Nonetheless, if you’re experiencing symptoms of ovarian cancer it’s still important to get them checked out by your doctor. Early diagnosis can improve survival rates, and there are a number of signs to be aware of. Some of these you may notice when you take a trip to the toilet.
Mr Saurabh Phadnis, Consultant Gynaecologist and Gynaecological Oncologist at London Gynaecology, has outlined several symptoms to be aware of.
The expert noted: “Ovarian cancer is notorious for causing very minimal symptoms in the early stages. Hence high index of suspicion and being aware of symptoms is important.”
He said ovarian cancer commonly occurs after menopause and symptoms can be non-specific such as bloating and the new onset of abdominal and pelvic pain that you feel most days.
Some people also report feelings of nausea and fullness, and loss of appetite and weight.
There are also some signs you might notice when you go to the toilet. These can surround urinary frequency and changes in bowel habits.
Mr Phadnis said: “Because these symptoms are so non-specific, being aware and alert to changes in the body is essential.
“If you have any of these symptoms that are persistent you should seek immediate medical help with your GP.”
There are also some uncommon symptoms of ovarian cancer which you may notice.
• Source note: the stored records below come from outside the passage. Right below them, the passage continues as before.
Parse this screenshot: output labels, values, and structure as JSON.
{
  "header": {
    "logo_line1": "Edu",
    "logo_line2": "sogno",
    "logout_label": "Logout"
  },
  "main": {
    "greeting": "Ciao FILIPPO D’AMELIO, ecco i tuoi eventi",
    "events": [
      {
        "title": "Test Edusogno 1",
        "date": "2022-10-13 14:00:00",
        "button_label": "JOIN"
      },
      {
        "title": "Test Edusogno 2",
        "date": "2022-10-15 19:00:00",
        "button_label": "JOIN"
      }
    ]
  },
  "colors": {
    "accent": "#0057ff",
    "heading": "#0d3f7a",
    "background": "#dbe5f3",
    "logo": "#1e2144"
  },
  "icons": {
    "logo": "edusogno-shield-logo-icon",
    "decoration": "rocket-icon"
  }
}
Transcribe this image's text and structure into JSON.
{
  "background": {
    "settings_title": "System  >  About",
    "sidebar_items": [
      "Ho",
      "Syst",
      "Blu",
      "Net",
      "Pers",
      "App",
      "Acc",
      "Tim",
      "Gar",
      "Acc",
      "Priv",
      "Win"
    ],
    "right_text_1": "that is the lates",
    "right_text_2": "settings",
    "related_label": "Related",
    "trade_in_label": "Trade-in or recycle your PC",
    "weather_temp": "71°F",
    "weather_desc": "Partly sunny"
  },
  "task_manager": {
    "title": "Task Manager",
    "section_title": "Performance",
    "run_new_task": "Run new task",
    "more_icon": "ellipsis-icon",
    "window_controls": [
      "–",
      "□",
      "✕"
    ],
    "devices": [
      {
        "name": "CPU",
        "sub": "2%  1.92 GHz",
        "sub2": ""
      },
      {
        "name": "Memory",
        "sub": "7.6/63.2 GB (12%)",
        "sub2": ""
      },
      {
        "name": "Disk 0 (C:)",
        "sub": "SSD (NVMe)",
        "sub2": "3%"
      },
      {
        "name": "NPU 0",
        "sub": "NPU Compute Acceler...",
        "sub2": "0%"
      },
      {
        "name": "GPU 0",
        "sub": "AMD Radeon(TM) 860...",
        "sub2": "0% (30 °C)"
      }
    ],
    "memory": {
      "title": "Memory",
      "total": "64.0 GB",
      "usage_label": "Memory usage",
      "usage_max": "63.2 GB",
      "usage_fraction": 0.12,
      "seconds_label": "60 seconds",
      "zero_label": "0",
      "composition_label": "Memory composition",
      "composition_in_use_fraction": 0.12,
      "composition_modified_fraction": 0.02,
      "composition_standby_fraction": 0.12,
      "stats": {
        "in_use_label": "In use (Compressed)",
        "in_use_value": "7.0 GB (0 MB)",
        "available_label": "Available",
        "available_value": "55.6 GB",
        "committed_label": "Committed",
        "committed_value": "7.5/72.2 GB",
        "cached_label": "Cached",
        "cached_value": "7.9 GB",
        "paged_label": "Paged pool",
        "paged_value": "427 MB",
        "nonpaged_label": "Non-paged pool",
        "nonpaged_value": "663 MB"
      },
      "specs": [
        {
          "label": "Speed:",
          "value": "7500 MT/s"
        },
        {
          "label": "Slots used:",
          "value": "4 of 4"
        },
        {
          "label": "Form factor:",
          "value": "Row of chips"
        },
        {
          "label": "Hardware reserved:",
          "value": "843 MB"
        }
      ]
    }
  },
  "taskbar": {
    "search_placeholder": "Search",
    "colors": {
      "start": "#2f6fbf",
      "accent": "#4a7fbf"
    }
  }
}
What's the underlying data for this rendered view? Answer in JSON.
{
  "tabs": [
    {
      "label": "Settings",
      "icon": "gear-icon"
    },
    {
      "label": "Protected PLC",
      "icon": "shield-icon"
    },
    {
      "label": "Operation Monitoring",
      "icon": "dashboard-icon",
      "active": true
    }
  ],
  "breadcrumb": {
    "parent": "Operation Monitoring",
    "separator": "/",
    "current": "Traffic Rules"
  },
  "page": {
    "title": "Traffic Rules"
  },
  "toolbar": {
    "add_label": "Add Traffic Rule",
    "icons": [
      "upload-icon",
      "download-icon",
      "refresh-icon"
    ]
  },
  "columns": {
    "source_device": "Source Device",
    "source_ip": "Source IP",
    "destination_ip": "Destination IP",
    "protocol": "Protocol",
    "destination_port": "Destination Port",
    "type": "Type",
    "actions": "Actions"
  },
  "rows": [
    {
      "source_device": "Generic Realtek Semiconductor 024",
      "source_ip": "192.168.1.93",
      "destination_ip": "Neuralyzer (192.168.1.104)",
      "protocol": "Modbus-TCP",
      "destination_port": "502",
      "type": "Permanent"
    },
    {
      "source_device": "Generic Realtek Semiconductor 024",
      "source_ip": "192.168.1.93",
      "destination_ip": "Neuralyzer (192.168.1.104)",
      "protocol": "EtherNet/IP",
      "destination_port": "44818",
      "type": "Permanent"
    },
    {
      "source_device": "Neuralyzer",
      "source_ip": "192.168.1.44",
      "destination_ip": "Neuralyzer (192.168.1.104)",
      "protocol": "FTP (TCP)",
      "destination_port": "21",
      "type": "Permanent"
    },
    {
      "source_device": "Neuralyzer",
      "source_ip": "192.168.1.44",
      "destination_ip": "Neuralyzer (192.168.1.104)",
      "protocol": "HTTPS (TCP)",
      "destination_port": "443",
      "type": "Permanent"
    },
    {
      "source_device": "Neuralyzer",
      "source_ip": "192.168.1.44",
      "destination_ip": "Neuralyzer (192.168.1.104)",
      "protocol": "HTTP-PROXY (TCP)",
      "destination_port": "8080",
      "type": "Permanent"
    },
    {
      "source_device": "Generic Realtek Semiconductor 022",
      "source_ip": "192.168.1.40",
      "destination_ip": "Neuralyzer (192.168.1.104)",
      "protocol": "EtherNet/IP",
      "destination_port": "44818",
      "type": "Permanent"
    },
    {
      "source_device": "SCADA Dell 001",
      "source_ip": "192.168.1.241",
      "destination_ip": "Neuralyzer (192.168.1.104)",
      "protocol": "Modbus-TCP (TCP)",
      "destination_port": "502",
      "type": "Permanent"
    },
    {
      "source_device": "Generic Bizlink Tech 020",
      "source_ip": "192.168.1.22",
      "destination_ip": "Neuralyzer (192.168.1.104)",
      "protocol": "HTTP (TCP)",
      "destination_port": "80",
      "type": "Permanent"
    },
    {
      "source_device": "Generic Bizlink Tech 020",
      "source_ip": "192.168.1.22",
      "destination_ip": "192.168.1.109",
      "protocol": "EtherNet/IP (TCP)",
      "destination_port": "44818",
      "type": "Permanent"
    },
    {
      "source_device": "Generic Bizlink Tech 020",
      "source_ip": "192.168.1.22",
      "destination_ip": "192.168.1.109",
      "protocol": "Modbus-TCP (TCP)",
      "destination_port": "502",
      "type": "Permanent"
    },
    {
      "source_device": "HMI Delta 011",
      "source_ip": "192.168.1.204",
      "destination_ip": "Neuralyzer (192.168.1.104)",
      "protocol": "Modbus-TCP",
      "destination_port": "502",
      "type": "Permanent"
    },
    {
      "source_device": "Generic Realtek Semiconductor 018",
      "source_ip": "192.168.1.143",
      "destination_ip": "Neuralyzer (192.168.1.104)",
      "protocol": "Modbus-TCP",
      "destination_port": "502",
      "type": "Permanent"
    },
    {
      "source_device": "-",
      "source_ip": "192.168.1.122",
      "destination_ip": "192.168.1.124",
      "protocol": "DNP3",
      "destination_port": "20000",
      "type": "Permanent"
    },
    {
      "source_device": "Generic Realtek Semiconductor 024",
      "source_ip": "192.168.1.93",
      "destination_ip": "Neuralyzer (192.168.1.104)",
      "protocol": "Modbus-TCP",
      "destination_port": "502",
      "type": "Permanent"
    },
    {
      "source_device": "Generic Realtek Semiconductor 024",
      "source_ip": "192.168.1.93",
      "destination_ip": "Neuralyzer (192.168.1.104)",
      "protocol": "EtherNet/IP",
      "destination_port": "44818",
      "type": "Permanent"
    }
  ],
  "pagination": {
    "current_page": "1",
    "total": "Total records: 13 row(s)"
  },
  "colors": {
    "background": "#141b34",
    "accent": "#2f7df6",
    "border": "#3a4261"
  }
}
These include persistent vaginal discharge, unusual or erratic vaginal bleeding, or rectal bleeding.
The expert added that some people may notice a lump in the groin or neck, which are enlarged lymph glands, or have a persistent cough or shortness of breath.
Ultimately, Mr Phadnis said “it is important to be familiar with what is normal for you”.
So, if there is something unusual or out of the ordinary, it is best to seek some advice from your GP.
It is best to go as soon as possible because early diagnosis significantly increases the prognosis.
The NHS says bloating and a persistent feeling of fullness are key symptoms of ovarian cancer.
It says you should see a GP if you have been feeling bloated, particularly more than 12 times a month.
You’re more at risk of ovarian cancer if you’re over the age of 50, with a massive 84 percent of ovarian cancer cases being diagnosed in women over this age.
Nonetheless, you’re not too young to have ovarian cancer, and any symptoms should always be brought to the attention of your GP as soon as possible.
Another risk factor is if you have the BRCA1/2 gene mutation, which increases the chance of ovarian cancer by 60 percent.
NHS predictive tests for the BRCA1/2 gene mutation may be ordered if cancer runs in your family.
This type of test doesn’t guarantee that you’re most definitely going to develop cancer, it only reveals if you’re at an increased risk.
If two or more relatives from the same side of your family had ovarian or breast cancer, you might be at higher risk.